§ **Requirement**:
Take the line that contains "Serialize everything readable" as the start and the last line of the entries as the end, and print both and everything between them exactly, without the pictures.

§ **Provided information**:
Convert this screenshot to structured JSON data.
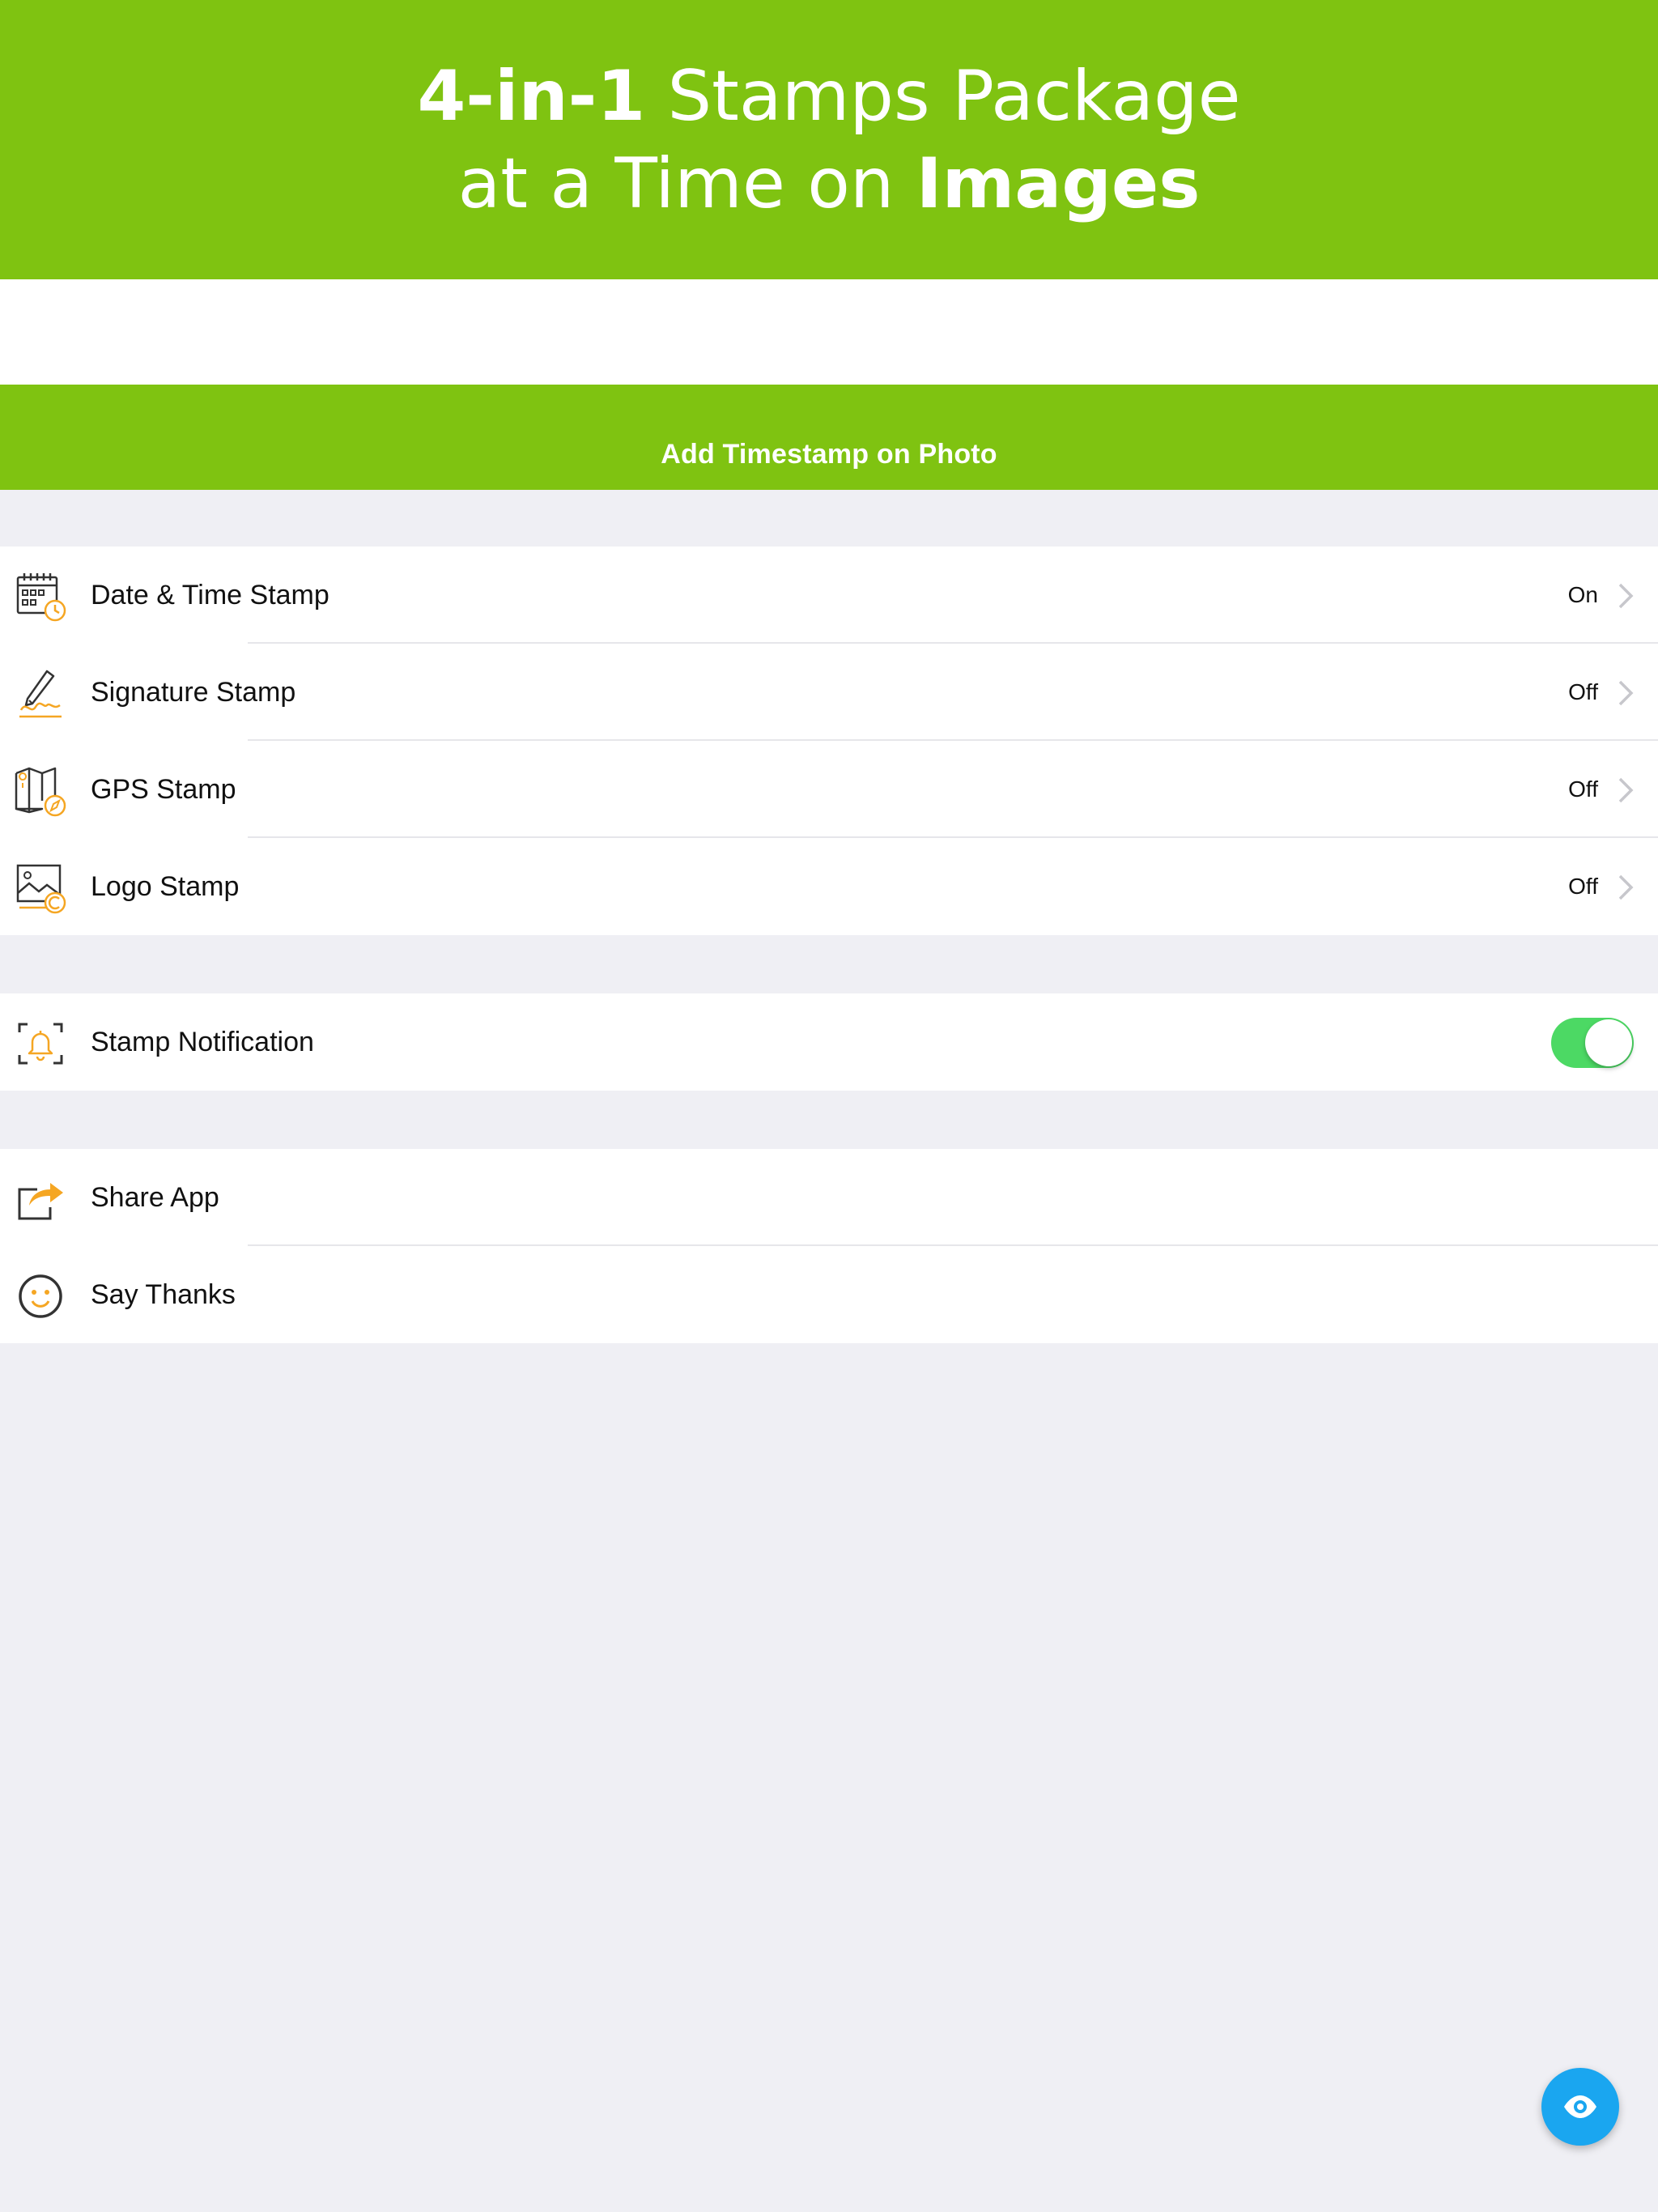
{
  "banner": {
    "line1_bold": "4-in-1",
    "line1_rest": " Stamps Package",
    "line2_rest": "at a Time on ",
    "line2_bold": "Images"
  },
  "navbar": {
    "title": "Add Timestamp on Photo"
  },
  "stamps": [
    {
      "label": "Date & Time Stamp",
      "value": "On",
      "icon": "calendar-clock-icon"
    },
    {
      "label": "Signature Stamp",
      "value": "Off",
      "icon": "signature-pen-icon"
    },
    {
      "label": "GPS Stamp",
      "value": "Off",
      "icon": "map-compass-icon"
    },
    {
      "label": "Logo Stamp",
      "value": "Off",
      "icon": "image-copyright-icon"
    }
  ],
  "notification": {
    "label": "Stamp Notification",
    "enabled": true,
    "icon": "bell-icon"
  },
  "extras": [
    {
      "label": "Share App",
      "icon": "share-icon"
    },
    {
      "label": "Say Thanks",
      "icon": "smiley-icon"
    }
  ],
  "fab": {
    "icon": "eye-icon"
  },
  "colors": {
    "brand_green": "#7fc311",
    "accent_orange": "#f5a623",
    "toggle_green": "#4cd964",
    "fab_blue": "#1aa6f0",
    "background": "#efeff4"
  }
}
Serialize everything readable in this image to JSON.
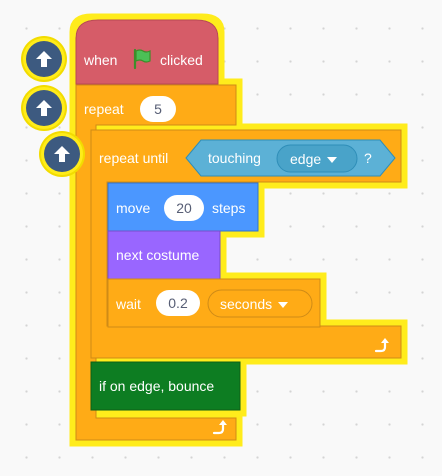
{
  "blocks": {
    "hat": {
      "label_prefix": "when",
      "label_suffix": "clicked",
      "icon": "green-flag-icon",
      "color": "#d65c68"
    },
    "repeat": {
      "label": "repeat",
      "count": "5",
      "color": "#ffab19"
    },
    "repeat_until": {
      "label": "repeat until",
      "color": "#ffab19"
    },
    "touching": {
      "label": "touching",
      "option": "edge",
      "suffix": "?",
      "color": "#5cb1d6"
    },
    "move": {
      "label": "move",
      "steps": "20",
      "suffix": "steps",
      "color": "#4c97ff"
    },
    "next_costume": {
      "label": "next costume",
      "color": "#9966ff"
    },
    "wait": {
      "label": "wait",
      "value": "0.2",
      "unit": "seconds",
      "color": "#ffab19"
    },
    "bounce": {
      "label": "if on edge, bounce",
      "color": "#0a7d22"
    }
  },
  "buttons": {
    "move_up_icon": "arrow-up-icon"
  },
  "colors": {
    "glow": "#ffec1a",
    "up_button": "#3d5a80"
  }
}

§ **Solved problem**:
Serialize everything readable in this image to JSON.
{
  "blocks": {
    "hat": {
      "label_prefix": "when",
      "label_suffix": "clicked",
      "icon": "green-flag-icon",
      "color": "#d65c68"
    },
    "repeat": {
      "label": "repeat",
      "count": "5",
      "color": "#ffab19"
    },
    "repeat_until": {
      "label": "repeat until",
      "color": "#ffab19"
    },
    "touching": {
      "label": "touching",
      "option": "edge",
      "suffix": "?",
      "color": "#5cb1d6"
    },
    "move": {
      "label": "move",
      "steps": "20",
      "suffix": "steps",
      "color": "#4c97ff"
    },
    "next_costume": {
      "label": "next costume",
      "color": "#9966ff"
    },
    "wait": {
      "label": "wait",
      "value": "0.2",
      "unit": "seconds",
      "color": "#ffab19"
    },
    "bounce": {
      "label": "if on edge, bounce",
      "color": "#0a7d22"
    }
  },
  "buttons": {
    "move_up_icon": "arrow-up-icon"
  },
  "colors": {
    "glow": "#ffec1a",
    "up_button": "#3d5a80"
  }
}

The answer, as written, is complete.